GM Performance Parts tested the torque capacity of the 4L85-E using a 572/720R big-block Chevy crate engine. Afterward, the trans was torn down and examined for wear. Rusty Sampsel, GM Performance Parts Continuous Improvement Technical Liaison, tells HPP, "We took it apart and looked for areas that could be improved, and made those improvements. More clutch plates with upgraded materials were added in the intermediate, direct, and forward clutches, as was an improved overrun roller and selective-fit intermediate sprag outer race. Other modifications were made to the direct-clutch housing to improve longevity by preventing centrifugal apply at high rpm." An increase in fluid pressure and a revised firm-shift valvebody round out the upgrades.
Following the improvements, the transmission was back on the dyno (with the big-block ahead of it) for durability testing. Subsequent teardown verified that the new design was able to handle to at least 720 hp and 685 lb-ft of torque reliably.
The PCM monitors both engine...
The PCM monitors both engine and transmission signals through sensors to determine the shift points and line pressure required.
The gear ratios are the same as the 4L80-E and 4L85-E: 2.48 First, 1.48 Second, 1.00 Third, and 0.75 Fourth. Most Pontiac hobbyists who are into vintage models will quickly note that the first three forward gears are the same as the famed Turbo 400, from which these transmissions were originally derived. To use this electronically-controlled transmissions in a vintage Pontiac, electronic controller GMPP P/N 12497316 is required.
The 4L85-E SuperMatic is a fully automatic four-forward-speed transmission with electronic controls. It is designed with a four-element torque converter, three planetary gear sets, a hydraulic pressurization and control system, along with both friction and mechanical clutches. Its four-element torque converter contains a pump, a turbine, a pressure-plate splined to the turbine, and a stator assembly. The torque converter acts as a fluid coupling and is able to multiply engine output when required. The pressure plate, when applied, provides a mechanical direct-drive coupling of the engine to the transmission (lock-up), which eliminates any inherent slipping.
Three planetary gear sets provide the four forward speeds and reverse. Changing gear ratios is fully automatic and is accomplished through the use of a powertrain-control module (PCM). The PCM receives and monitors various electronic-sensor inputs and uses this information to shift the transmission at the optimum time with the required line pressure. It commands shift-solenoid valves within the transmission on and off to control shift timing, and it also controls the apply and release of the torque-converter clutch, which allows the engine to deliver maximum fuel efficiency without sacrificing vehicle performance.
With the engine running, the...
With the engine running, the fluid flow begins at the torque converter.

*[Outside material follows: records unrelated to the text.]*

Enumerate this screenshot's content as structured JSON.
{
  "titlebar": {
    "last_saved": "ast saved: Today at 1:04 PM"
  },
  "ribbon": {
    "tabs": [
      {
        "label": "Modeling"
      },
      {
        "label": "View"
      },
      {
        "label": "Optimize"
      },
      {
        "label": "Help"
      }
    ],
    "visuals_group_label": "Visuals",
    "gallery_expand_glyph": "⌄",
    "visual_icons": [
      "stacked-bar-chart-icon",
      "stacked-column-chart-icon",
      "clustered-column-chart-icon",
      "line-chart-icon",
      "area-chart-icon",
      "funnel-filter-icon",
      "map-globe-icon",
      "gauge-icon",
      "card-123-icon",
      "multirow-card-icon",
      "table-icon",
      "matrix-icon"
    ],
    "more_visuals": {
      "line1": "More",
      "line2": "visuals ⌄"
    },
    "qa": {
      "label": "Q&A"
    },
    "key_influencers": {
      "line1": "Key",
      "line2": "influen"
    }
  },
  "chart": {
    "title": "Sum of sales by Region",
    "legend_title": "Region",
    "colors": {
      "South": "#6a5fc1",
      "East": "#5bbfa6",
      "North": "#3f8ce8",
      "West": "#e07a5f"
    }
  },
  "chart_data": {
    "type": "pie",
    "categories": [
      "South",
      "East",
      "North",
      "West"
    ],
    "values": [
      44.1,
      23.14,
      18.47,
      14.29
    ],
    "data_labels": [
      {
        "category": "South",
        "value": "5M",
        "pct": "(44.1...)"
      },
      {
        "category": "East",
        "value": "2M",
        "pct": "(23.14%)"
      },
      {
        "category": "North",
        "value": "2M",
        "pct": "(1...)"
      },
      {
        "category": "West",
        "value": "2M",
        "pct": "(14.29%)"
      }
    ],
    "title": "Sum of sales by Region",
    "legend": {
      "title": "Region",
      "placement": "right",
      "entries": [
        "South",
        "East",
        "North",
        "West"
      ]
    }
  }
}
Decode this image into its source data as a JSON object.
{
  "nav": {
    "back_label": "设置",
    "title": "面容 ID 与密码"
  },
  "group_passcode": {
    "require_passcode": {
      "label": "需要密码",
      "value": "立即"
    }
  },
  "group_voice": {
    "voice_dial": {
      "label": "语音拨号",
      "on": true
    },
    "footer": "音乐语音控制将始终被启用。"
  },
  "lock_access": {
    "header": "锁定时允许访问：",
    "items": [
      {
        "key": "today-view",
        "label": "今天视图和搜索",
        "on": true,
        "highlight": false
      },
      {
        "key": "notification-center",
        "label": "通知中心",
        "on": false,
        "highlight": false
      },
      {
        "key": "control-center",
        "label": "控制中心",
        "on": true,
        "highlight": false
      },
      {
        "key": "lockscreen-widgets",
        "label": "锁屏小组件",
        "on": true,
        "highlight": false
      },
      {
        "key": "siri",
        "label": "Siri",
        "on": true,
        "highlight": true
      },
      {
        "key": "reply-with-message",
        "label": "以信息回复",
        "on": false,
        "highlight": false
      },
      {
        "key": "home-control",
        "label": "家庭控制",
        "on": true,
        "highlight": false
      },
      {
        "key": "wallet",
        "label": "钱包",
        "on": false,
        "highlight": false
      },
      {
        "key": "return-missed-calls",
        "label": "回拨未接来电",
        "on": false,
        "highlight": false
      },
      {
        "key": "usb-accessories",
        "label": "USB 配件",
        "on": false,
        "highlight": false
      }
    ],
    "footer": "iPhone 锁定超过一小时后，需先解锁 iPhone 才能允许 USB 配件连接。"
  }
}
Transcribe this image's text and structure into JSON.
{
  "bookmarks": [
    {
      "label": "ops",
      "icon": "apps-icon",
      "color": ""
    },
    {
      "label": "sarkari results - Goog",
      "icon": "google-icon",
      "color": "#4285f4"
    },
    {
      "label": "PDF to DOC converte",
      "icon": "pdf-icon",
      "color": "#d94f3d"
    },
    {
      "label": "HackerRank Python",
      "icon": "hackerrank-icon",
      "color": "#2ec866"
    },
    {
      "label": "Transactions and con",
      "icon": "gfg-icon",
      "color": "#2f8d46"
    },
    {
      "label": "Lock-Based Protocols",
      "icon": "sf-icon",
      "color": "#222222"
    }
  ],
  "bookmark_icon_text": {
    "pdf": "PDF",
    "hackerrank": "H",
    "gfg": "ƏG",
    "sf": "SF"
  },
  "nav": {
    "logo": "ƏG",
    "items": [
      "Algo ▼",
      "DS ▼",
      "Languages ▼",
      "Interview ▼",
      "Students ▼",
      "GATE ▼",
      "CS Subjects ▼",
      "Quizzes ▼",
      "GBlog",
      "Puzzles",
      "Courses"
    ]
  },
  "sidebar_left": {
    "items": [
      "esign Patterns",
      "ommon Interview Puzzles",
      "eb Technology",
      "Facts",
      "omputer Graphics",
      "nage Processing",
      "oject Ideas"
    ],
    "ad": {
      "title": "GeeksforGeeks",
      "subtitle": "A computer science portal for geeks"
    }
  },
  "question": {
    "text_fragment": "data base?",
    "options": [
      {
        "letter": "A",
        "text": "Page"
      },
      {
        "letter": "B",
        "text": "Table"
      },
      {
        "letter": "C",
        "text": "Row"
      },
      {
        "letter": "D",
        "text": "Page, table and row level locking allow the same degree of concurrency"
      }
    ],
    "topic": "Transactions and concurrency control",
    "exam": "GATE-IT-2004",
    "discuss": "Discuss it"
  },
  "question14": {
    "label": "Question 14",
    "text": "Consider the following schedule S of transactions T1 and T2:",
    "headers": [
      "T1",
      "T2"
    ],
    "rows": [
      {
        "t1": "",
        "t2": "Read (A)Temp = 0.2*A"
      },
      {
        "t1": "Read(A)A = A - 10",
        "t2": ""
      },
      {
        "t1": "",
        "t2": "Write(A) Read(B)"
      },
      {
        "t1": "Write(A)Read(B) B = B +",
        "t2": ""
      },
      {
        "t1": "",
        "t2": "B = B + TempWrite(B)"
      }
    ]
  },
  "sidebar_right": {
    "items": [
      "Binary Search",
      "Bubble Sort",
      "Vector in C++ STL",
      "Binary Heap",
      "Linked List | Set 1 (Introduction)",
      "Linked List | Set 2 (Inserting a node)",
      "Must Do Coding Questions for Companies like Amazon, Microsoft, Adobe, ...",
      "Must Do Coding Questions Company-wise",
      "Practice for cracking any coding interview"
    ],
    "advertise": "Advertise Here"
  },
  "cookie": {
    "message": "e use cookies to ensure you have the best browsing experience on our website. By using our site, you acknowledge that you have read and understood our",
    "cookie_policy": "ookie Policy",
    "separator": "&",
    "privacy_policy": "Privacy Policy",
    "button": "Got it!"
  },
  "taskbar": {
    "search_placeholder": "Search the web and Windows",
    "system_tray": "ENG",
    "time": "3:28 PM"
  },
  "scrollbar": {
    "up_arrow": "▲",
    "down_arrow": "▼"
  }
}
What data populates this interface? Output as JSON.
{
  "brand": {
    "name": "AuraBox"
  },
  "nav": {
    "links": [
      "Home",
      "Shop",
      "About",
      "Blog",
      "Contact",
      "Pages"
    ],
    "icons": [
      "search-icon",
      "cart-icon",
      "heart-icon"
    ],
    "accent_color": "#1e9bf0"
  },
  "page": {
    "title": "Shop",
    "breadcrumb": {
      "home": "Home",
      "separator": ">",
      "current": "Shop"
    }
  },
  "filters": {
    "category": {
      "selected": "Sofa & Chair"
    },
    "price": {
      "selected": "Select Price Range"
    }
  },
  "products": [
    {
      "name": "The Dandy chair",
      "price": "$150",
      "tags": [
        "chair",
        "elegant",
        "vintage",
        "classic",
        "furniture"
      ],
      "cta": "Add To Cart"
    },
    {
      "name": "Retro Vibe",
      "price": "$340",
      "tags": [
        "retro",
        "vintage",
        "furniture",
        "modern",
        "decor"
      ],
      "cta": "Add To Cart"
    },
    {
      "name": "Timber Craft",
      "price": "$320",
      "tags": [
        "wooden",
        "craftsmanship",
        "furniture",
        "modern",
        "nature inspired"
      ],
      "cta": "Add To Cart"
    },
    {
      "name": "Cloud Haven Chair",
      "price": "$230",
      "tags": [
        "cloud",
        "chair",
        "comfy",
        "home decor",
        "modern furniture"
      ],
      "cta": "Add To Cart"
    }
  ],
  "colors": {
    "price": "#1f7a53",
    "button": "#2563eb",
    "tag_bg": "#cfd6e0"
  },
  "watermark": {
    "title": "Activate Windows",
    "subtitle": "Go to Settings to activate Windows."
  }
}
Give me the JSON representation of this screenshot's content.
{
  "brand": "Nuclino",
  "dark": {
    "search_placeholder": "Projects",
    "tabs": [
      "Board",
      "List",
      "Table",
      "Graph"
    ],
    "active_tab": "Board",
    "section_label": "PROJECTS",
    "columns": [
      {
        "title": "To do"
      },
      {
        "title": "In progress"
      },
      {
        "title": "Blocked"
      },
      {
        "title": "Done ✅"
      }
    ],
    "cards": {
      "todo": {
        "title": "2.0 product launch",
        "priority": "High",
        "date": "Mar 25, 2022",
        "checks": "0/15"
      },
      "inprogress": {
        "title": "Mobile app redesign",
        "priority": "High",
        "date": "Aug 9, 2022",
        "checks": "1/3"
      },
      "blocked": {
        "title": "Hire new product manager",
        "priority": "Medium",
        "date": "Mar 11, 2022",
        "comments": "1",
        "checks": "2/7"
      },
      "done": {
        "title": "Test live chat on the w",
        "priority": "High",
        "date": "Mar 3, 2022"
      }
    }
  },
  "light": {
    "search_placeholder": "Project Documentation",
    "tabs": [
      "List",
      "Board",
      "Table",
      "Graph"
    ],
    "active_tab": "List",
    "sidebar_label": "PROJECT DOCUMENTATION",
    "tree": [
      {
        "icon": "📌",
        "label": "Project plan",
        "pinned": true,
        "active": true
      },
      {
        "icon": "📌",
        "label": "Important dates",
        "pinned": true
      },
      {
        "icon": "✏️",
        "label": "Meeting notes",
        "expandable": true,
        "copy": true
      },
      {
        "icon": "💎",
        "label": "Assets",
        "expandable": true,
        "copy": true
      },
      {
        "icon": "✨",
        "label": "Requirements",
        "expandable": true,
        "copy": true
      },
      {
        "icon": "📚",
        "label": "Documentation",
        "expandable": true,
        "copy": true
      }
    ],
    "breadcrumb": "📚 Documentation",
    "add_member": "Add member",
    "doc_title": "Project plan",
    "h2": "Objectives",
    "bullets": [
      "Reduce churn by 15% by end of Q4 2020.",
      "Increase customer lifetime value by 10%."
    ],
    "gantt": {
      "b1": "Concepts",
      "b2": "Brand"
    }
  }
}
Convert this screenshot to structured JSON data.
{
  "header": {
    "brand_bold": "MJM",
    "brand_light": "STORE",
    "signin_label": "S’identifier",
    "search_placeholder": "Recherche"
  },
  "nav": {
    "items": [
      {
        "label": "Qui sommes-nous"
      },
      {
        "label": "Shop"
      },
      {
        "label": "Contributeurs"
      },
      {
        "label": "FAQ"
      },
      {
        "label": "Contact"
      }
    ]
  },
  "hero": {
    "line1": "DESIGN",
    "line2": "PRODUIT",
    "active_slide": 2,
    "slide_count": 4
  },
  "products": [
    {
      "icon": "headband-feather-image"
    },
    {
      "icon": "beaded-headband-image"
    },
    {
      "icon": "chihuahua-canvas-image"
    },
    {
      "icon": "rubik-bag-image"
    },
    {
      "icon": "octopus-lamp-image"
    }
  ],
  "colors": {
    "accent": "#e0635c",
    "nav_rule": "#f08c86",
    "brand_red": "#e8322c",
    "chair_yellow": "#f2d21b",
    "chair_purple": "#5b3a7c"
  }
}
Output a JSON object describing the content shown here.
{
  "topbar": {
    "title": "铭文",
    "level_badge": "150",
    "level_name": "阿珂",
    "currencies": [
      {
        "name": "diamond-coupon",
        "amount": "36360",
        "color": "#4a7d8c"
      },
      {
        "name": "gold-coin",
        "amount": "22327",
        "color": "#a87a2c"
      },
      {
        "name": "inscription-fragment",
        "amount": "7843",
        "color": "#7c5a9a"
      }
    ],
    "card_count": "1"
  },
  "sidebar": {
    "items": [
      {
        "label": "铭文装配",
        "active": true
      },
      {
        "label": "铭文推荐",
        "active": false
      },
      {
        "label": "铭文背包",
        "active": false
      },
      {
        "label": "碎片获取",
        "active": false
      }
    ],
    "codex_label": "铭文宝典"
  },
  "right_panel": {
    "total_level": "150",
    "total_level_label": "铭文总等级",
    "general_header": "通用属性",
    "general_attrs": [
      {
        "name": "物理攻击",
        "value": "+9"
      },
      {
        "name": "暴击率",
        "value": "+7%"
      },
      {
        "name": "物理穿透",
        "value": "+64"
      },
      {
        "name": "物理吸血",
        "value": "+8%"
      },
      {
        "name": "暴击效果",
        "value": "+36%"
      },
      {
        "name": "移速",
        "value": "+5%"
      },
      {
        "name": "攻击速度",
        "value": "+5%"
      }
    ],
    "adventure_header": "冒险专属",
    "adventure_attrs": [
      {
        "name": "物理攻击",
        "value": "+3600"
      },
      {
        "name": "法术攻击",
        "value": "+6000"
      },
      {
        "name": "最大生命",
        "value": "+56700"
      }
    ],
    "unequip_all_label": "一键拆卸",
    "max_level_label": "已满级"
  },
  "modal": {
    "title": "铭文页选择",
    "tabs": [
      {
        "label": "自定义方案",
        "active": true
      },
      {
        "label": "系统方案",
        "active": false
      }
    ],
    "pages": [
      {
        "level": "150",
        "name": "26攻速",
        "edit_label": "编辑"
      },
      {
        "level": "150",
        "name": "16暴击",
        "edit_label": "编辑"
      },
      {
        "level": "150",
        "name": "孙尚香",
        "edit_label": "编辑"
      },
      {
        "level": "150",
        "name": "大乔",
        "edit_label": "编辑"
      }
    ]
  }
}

Its hydraulic system primarily consists of a gear-type pump and control valvebody. The pump maintains the working pressures needed to stroke the servos and clutch pistons that apply or release the friction components. These friction components (when applied or released) support the automatic shifting qualities of the transmission. Friction components in the 4L85-E Supermatic consist of five multiple-disc clutches and two bands. These combine with three mechanical components, two roller clutches, and a sprag clutch to deliver four different gear ratios through gear sets, which then transfer torque through the output shaft and out to the drive axles.
Look for a complete install of a 4L85-E SuperMatic in an upcoming issue.
HPP would like to thank Tom Read, GM Advanced Technology Communications, Powertrain; and Patrick "Zak" Walczak of GearStar Performance Transmissions in Akron, Ohio, [(800) 633-2353] for their technical assistance.